On Thursday, June 23, the Georgia Department of Labor released their May labor report for Metro Albany. It showed the unemployment rate increasing from 9.8 percent to 10 percent. While a quick glance would appear that our local labor market took a step back relative to the rest of the state, I would assert that Albany’s job market is improving at a faster rate than the state and our nearby competitors.
While it’s true that the non-seasonal unemployment rate for Georgia increased from 9.6 percent to 9.7 percent, I believe a closer look at the numbers show that Albany actually outperformed the state with their monthly job growth rate doubling Georgia’s (+0.6 percent compared to +0.3 percent).
In the month of May, the grand opening of Wal-Mart occurred and that event obviously excited the local populace. The expectation of 275 new jobs from Wal-Mart likely drew more people, who previously dropped out of the labor force, back into the labor force. Their presence in East Albany will undoubtedly lead to more development in the area and that should be positively reflected in future numbers.
In calculating the unemployment rate, it does not include discouraged workers, who are individuals who drop out of the labor force due to frustration in not finding work.
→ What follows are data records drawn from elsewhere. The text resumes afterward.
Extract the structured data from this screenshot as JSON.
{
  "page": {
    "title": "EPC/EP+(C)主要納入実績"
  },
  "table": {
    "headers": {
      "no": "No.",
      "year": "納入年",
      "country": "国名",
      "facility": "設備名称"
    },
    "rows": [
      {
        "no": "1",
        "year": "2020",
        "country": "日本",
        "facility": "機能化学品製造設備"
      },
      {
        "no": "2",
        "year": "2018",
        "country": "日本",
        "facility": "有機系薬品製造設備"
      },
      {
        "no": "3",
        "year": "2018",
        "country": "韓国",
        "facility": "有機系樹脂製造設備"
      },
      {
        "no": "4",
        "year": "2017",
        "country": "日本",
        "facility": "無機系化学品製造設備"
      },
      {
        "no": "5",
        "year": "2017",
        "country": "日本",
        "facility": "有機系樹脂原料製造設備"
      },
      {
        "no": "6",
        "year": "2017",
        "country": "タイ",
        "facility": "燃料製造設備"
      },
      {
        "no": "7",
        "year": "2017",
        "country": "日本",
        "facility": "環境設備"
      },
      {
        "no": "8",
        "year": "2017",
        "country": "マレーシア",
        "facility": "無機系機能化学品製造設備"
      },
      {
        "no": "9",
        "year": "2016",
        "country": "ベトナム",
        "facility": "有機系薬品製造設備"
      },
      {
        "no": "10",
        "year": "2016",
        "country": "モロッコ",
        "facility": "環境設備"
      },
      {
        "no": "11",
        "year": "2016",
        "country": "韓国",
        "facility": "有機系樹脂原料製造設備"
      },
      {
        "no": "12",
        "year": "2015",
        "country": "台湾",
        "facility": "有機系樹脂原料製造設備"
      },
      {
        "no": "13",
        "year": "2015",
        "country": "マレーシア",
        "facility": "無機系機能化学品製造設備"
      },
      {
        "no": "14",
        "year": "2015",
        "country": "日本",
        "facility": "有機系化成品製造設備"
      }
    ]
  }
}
However, Wal-Mart’s grand opening probably encouraged more people to reenter the labor force and this will misleadingly cause the unemployment rate to rise when job prospects have actually improved.
In a given month, there are more people entering the labor force than leaving it. If an individual is a full-time student and not working, then they are not included as being part of the labor force. However, they will likely seek work upon graduation. Since May is a month where many students graduate, we should see more reentry into the labor force than usual. Therefore, a decrease in the unemployment rate can only occur if there is enough job creation to find work not only for the previously unemployed, but also to handle to new entrants into the labor force.
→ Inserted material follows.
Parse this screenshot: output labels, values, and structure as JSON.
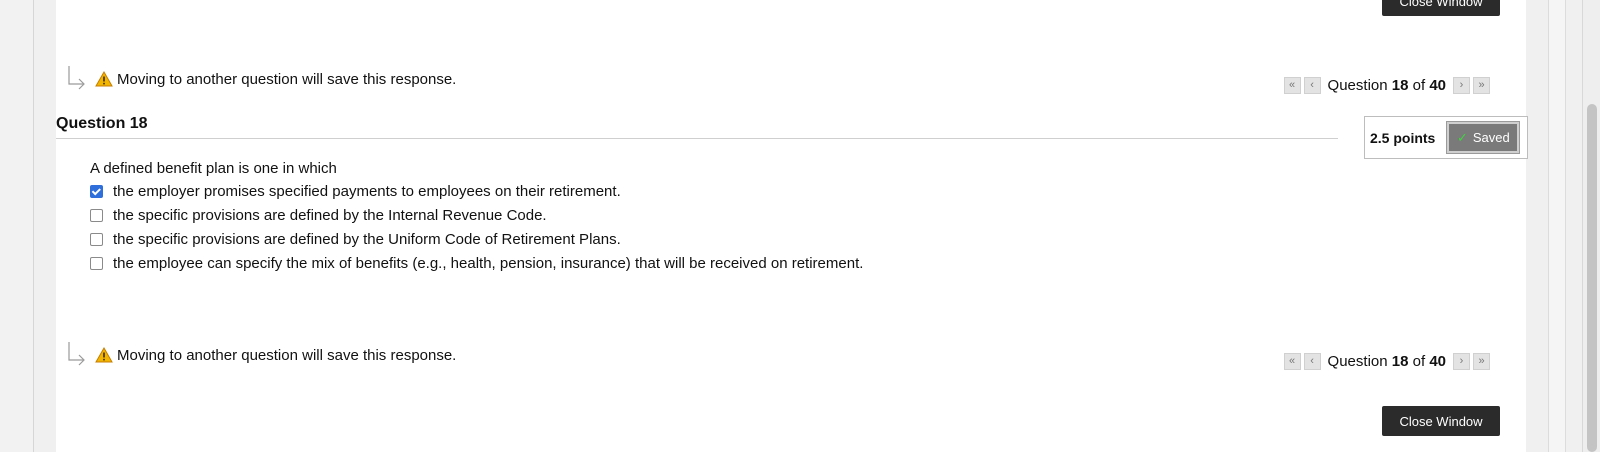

Even with the slightly higher unemployment rate in May, Albany should be encouraged with the progress made over the last year. Consider the state of Georgia. In May 2010, Albany’s unemployment rate was 10.6 percent relative to the non-seasonal state average of 9.8 percent, which was a difference of eight-tenths of a percentage. Now our unemployment rate of 10 percent is only three-tenths of a percentage higher than Georgia’s 9.7 percent. A look at job growth numbers over the last 12 months explain why that is the case. While Georgia lost 28,300 jobs (-0.7 percent) over the last year, Albany gained 1,600 jobs (+2.6 percent).
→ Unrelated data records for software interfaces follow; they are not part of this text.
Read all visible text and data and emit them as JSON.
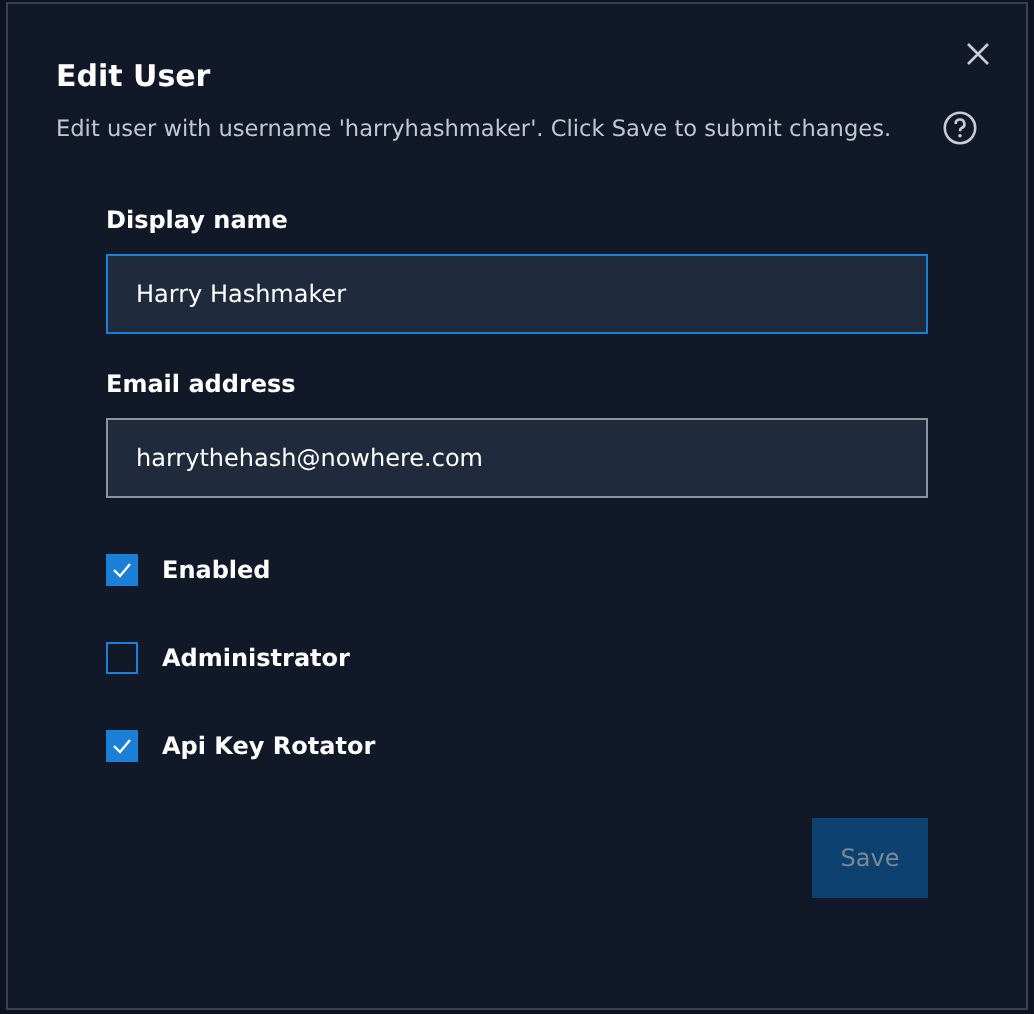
{
  "dialog": {
    "title": "Edit User",
    "subtitle": "Edit user with username 'harryhashmaker'. Click Save to submit changes."
  },
  "fields": [
    {
      "label": "Display name",
      "value": "Harry Hashmaker",
      "focused": true
    },
    {
      "label": "Email address",
      "value": "harrythehash@nowhere.com",
      "focused": false
    }
  ],
  "options": [
    {
      "label": "Enabled",
      "checked": true
    },
    {
      "label": "Administrator",
      "checked": false
    },
    {
      "label": "Api Key Rotator",
      "checked": true
    }
  ],
  "save_button": {
    "label": "Save",
    "disabled": true
  }
}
How about Valdosta? We have heard about their advances relative to Albany and those numbers are borne out in terms of the unemployment rate. However, the gap has closed. Consider in May 2010, Valdosta’s unemployment rate was much lower than the state average at 8.3 percent and a whopping 2.3 percent lower than Albany. Now as we look to May 2011, we see that Valdosta’s labor force has actually shrunk by 485, while Albany has expanded by 2,023.
This tells me that Valdosta’s current unemployment rate of 8.7 percent is likely understated with the reduced labor force suggesting a higher rate of discouraged workers relative to Albany. Regardless, the unemployment gap between Albany and Valdosta is now 1.3 percent, which is a significant difference from a year ago. That can be explained by Valdosta’s disappointing loss of 1,100 jobs since last year.
A look toward Macon and Columbus paint a similar picture. In May 2010, both Macon and Columbus enjoyed an advantage in the unemployment rate gap, but it has been reduced over the last year. Macon’s unemployment rate is now even with Albany after being 0.6 percent lower a year ago. As for Columbus, their unemployment rate of 9 percent was 1.6 percent lower than Albany in May 2010. Now the gap has been reduced to 0.9 percent now. Columbus’ decline of 1,300 jobs lost over the last year is the primary factor for that and this figure also suggests that they are also seeing a higher increase in discouraged workers.
In summary, Albany’s job market is far from ideal, but it should be emphasized that our prospects are improving relative to the rest of the state.